"It's better to give than to receive" is a phrase that fits Staples girls tennis junior captain Farrel Levenson to a T. For the second straight year, she ran the Grassroots Tennis High School Autumn Classic tournament, which is open to high school varsity and JV doubles teams with the proceeds of the tournament benefitting Norwalk Grassroots Tennis.

The tournament has grown in its second year, with more than 11 high schools participating, up from a couple of schools from last year. There were more than 50 doubles teams competing this year, up from 18 in 2008.

In 2008, $3,000 was raised, but this year, the tournament, coupled with a cocktail party, which was attended mostly by the parents of the players, raised more than $12,000.

"I thought it went extremely well," says Levenson. "Expanding the tournament obviously expanded the participation and revenue from it. The level of play was very competitive. The willingness of people to give back while playing a sport [got many people involved]."

Seniors Austin Henry and Reed Andron of Fairfield Ludlowe won the varsity boys tournament while Fairfield Warde senior Haley Smola and junior Christy Schneider defeated Levenson and Staples senior captain lefty Molly Laux in the girls varsity finals.

Staples swept the JV tournaments with juniors Spencer Burns and Josh Kaseff taking the boys JV title and junior Kate McNee and sophomore Nicole Marcante ruling the girls JV tournament.

Norwalk Grassroots Tennis has an annual budget of less than $200,000, with one full-time and 11 part-time staffers. Most of the people who help this organization, which provides opportunities for tennis players in Norwalk, are volunteers. It provides equipment, court time, tutoring, mentoring and most important, a safe environment for the players.

Through the funding Norwalk Grassroots Tennis has received from the work of Levenson and other volunteers, five of its players have achieved USTA rankings. It paved way for many students to receive college scholarships.

"Being on a tennis team only benefits me," says Levenson. "Just being on the court and the whole environment, the camaraderie and tennis mentality, only benefits me."

Levenson wants to make sure other kids have the same experience she has and is doing what she can to make it available to them. With her help, tennis has the potential to burgeon in Norwalk, which could make it tougher for the Wrecker and Lady Wrecker squads because these newly developed players could help Norwalk and Brien McMahon beat Staples in the foreseeable future. This doesn't faze her one bit because she recognizes that her work achieves a much higher purpose.

"It really isn't about winning and losing in the sport, but about people from a neighboring town who have a different life than you and trying to help them as much as possible," says Levenson.

The volunteer bug is catching on and many of her peers have approached Levenson about helping next year's tournament. She is confident that the 2010 tournament will be even bigger and raise even

Norwalk Grassroots Tennis has an annual budget of less than $200,000, with one full-time and 11 part-time staffers. Most of the people who help this organization, which provides opportunities for tennis players in Norwalk, are volunteers. It provides equipment, court time, tutoring, mentoring and most important, a safe environment for the players.

Through the funding Norwalk Grassroots Tennis has received from the work of Levenson and other volunteers, five of its players have achieved USTA rankings.
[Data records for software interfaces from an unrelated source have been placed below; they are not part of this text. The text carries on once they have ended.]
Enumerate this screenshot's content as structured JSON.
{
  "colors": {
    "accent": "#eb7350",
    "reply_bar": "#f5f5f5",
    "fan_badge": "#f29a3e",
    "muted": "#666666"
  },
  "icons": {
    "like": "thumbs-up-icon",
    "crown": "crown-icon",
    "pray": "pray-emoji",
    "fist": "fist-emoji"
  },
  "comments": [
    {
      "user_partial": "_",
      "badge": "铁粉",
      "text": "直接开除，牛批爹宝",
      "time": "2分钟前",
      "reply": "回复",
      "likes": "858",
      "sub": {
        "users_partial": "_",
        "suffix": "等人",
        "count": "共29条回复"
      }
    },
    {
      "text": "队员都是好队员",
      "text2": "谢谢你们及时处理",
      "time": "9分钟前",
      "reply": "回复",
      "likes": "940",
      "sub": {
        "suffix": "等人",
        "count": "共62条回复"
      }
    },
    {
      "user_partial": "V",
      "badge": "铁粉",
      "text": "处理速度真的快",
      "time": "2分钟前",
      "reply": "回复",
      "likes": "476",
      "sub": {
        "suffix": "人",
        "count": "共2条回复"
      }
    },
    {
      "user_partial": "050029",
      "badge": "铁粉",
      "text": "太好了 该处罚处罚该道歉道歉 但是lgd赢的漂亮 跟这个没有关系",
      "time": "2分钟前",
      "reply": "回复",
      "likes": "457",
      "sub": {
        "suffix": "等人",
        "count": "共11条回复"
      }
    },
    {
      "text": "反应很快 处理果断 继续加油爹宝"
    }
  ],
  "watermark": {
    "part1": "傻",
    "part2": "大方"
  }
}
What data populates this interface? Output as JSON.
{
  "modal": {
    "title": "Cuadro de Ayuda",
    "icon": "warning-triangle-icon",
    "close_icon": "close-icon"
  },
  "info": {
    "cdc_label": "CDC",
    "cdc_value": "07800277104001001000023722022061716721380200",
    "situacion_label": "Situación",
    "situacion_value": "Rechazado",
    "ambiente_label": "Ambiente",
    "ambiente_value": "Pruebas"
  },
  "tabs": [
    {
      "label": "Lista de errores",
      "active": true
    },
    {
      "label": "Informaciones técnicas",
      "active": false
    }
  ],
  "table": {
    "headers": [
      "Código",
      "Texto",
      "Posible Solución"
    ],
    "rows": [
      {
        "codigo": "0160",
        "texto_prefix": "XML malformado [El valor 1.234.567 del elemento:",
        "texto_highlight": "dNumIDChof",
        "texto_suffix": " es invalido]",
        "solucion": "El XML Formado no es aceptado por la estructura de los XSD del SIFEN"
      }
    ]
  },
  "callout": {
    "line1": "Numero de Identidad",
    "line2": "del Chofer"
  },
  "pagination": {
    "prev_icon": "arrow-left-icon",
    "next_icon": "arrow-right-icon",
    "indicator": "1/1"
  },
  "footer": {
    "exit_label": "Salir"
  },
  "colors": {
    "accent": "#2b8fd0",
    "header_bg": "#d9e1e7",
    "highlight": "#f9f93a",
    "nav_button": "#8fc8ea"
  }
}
It paved way for many students to receive college scholarships.

"Being on a tennis team only benefits me," says Levenson. "Just being on the court and the whole environment, the camaraderie and tennis mentality, only benefits me."

Levenson wants to make sure other kids have the same experience she has and is doing what she can to make it available to them. With her help, tennis has the potential to burgeon in Norwalk, which could make it tougher for the Wrecker and Lady Wrecker squads because these newly developed players could help Norwalk and Brien McMahon beat Staples in the foreseeable future. This doesn't faze her one bit because she recognizes that her work achieves a much higher purpose.

"It really isn't about winning and losing in the sport, but about people from a neighboring town who have a different life than you and trying to help them as much as possible," says Levenson.

The volunteer bug is catching on and many of her peers have approached Levenson about helping next year's tournament. She is confident that the 2010 tournament will be even bigger and raise even more money and ultimately, provide help for players in Norwalk and give them the type of support most people in Westport, Weston and other rich towns take for granted.

"Tennis teaches independence and fair play and it's always there for the kids," says Levenson. "A lot of people want to support the Autumn Classic and help kids whose lives are different [than their own]."